» Problem to work on:
From the first line to the last, give the records again exactly and skip the pictures.

» Provided data:

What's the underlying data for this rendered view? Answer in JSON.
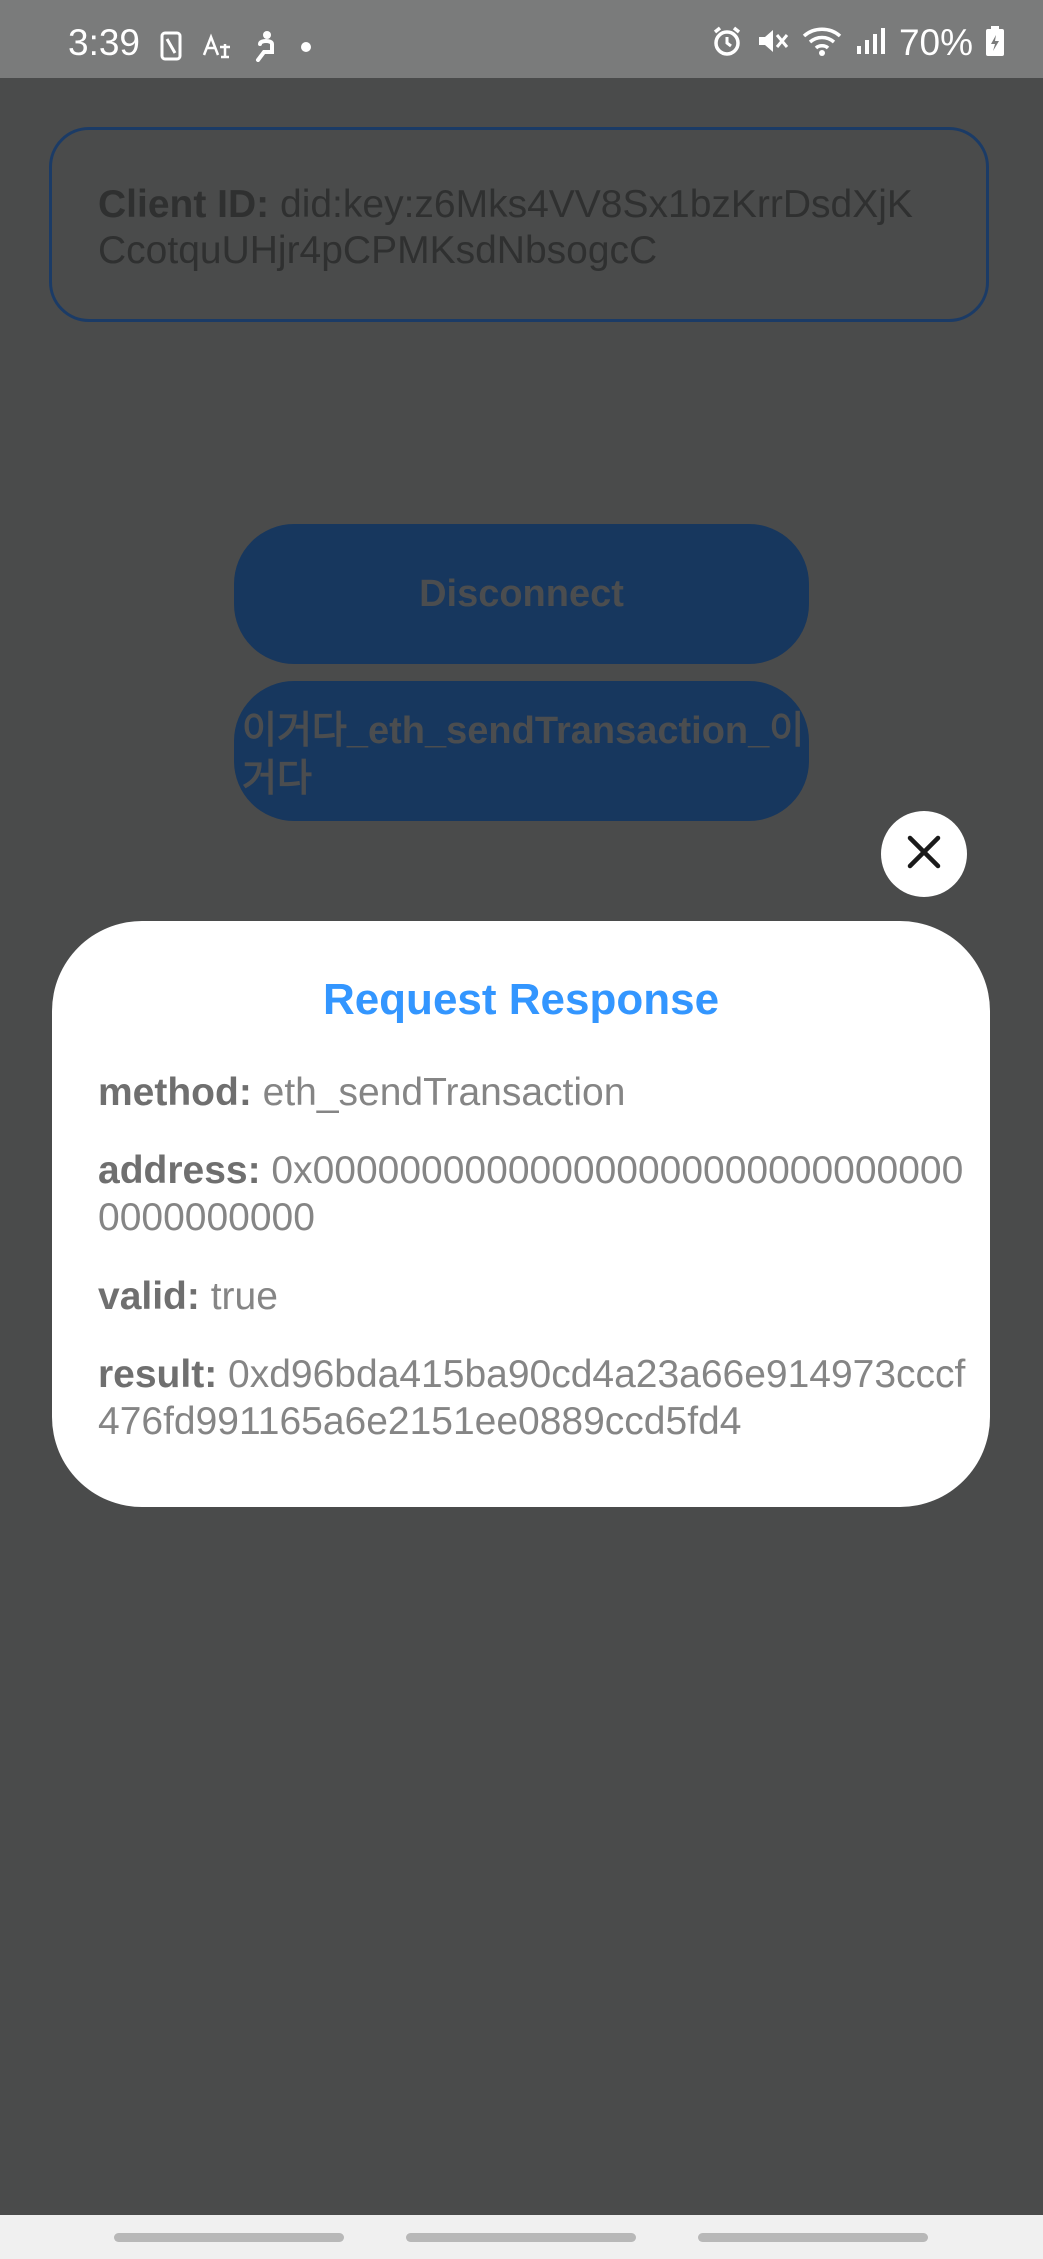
{
  "status_bar": {
    "time": "3:39",
    "battery": "70%",
    "left_icons": [
      "sim-icon",
      "translate-icon",
      "accessibility-icon",
      "dot-icon"
    ],
    "right_icons": [
      "alarm-icon",
      "mute-icon",
      "wifi-icon",
      "signal-icon",
      "battery-icon"
    ]
  },
  "client": {
    "label": "Client ID:",
    "value": " did:key:z6Mks4VV8Sx1bzKrrDsdXjKCcotquUHjr4pCPMKsdNbsogcC"
  },
  "buttons": {
    "disconnect": "Disconnect",
    "send_transaction": "이거다_eth_sendTransaction_이거다"
  },
  "modal": {
    "title": "Request Response",
    "method_label": "method:",
    "method_value": " eth_sendTransaction",
    "address_label": "address:",
    "address_value": " 0x0000000000000000000000000000000000000000",
    "valid_label": "valid:",
    "valid_value": " true",
    "result_label": "result:",
    "result_value": " 0xd96bda415ba90cd4a23a66e914973cccf476fd991165a6e2151ee0889ccd5fd4"
  },
  "colors": {
    "title_accent": "#3396ff",
    "button_bg": "#17375e",
    "overlay": "#4a4b4b"
  }
}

» Your response:
What's the underlying data for this rendered view? Answer in JSON.
{
  "status_bar": {
    "time": "3:39",
    "battery": "70%",
    "left_icons": [
      "sim-icon",
      "translate-icon",
      "accessibility-icon",
      "dot-icon"
    ],
    "right_icons": [
      "alarm-icon",
      "mute-icon",
      "wifi-icon",
      "signal-icon",
      "battery-icon"
    ]
  },
  "client": {
    "label": "Client ID:",
    "value": " did:key:z6Mks4VV8Sx1bzKrrDsdXjKCcotquUHjr4pCPMKsdNbsogcC"
  },
  "buttons": {
    "disconnect": "Disconnect",
    "send_transaction": "이거다_eth_sendTransaction_이거다"
  },
  "modal": {
    "title": "Request Response",
    "method_label": "method:",
    "method_value": " eth_sendTransaction",
    "address_label": "address:",
    "address_value": " 0x0000000000000000000000000000000000000000",
    "valid_label": "valid:",
    "valid_value": " true",
    "result_label": "result:",
    "result_value": " 0xd96bda415ba90cd4a23a66e914973cccf476fd991165a6e2151ee0889ccd5fd4"
  },
  "colors": {
    "title_accent": "#3396ff",
    "button_bg": "#17375e",
    "overlay": "#4a4b4b"
  }
}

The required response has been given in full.